By Christina Corrales-Toy
Liberty Rugby sends two on New Zealand exchange
The Liberty Rugby Football Club has done a more than solid job of building a local following for the international sport, but try as it might, the enthusiasm pales in comparison to that seen in New Zealand.
That’s why the club is sending two of its players on a once-in-a-lifetime exchange to the country that literally lives and breathes rugby.
“It’s the hot bed of rugby,” Liberty rugby coach Jeff Candler said. “It’s going to be eye opening. We have a pretty strong rugby culture at Liberty, but they have it throughout the entire country.”
Noah Wright, an incoming ninth-grader at Liberty High School, and Keegan Stuver, entering 10th grade at Kent-Meridian High School, left for New Zealand at the end of May. The boys will attend Trident High School, where they’ll train alongside athletes who have played the sport their entire lives.
Wright said he expects a strict regiment of ruby, school and training in his three months overseas, but he’s excited to learn from the best.
“I’m kind of nervous because rugby over there is way different,” he said prior to leaving. “Their skills are more honed than they are here. American rugby is more individual, while rugby in New Zealand is more team-oriented.”
Coaches chose Wright and Stuver for the opportunity because both display a lot of promise, Candler said. They also have supportive families that appreciate the exchange enough to allow their boys to leave home for three months.
Rugby runs in the family for both boys. Stuver’s father played with Candler back in the day, while Wright’s brother Ian, a 2013 Liberty High School graduate, played with the USA Rugby High School All-Americans last year.
“These two are the captains of their team,” Candler said of Wright and Stuver. “Noah has been playing a long time and has shown such an eagerness to learn and get better. Both of them have the right physical and mental attitude, too.”
Stuver said coaches have told him that New Zealand children “basically come out of the womb carrying a rugby ball,” and it’s as much, or more, a part of the culture, as football is to Americans.
New Zealand won the very first Rugby World Cup, held in 1987. The country also won the most recent one, in 2011. The next one is schedule for 2015 in England.
“There’s no better place in the world to learn about rugby,” Stuver said. “They’re the smartest rugby players on earth.”
Wright and Stuver will return home at the end of August with, they hope, a sharpened repertoire of skills, and an even finer appreciation for the sport.
“It’s really a unique opportunity,” Candler said. “You don’t see a lot of guys from our side going down there, at least at that age.
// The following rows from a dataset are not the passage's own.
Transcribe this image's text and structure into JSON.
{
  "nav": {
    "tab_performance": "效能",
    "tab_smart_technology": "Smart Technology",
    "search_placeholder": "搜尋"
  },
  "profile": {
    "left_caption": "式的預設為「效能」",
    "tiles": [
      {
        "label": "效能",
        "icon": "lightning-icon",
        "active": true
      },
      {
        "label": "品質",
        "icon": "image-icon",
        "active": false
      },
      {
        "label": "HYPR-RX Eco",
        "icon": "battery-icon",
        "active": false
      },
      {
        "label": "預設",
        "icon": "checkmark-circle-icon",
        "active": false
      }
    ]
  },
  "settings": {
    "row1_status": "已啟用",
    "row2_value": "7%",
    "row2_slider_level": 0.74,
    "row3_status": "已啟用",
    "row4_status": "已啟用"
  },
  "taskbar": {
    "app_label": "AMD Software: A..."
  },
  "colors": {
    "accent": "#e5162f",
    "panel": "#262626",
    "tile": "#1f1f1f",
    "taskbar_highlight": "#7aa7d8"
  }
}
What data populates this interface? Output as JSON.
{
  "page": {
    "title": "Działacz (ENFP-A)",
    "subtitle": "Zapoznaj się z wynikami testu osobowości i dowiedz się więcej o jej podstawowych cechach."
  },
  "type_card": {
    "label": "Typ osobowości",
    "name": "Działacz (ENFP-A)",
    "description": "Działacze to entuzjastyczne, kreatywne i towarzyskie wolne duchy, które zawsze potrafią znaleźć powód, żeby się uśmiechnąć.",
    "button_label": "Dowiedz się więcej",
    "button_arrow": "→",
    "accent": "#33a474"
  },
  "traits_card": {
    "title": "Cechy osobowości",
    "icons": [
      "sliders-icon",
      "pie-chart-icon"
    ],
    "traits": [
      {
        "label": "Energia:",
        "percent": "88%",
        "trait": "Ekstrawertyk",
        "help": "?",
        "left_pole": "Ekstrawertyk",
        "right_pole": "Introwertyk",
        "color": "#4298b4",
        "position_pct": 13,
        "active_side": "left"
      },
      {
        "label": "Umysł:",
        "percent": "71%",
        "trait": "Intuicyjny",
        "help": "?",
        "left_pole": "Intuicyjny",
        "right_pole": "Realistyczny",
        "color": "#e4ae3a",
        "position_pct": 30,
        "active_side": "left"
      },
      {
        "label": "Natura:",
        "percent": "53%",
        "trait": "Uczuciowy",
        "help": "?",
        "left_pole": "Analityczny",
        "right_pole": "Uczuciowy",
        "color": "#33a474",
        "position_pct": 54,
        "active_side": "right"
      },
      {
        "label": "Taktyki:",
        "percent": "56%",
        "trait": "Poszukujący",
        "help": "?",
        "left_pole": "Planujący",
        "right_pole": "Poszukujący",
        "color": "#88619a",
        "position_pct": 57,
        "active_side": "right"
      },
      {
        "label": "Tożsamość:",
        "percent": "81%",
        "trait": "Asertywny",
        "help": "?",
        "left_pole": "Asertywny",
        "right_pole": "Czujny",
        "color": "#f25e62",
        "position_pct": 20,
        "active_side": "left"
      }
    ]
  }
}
The gains we’ll get as a team, and they’ll get individually, are just immeasurable.”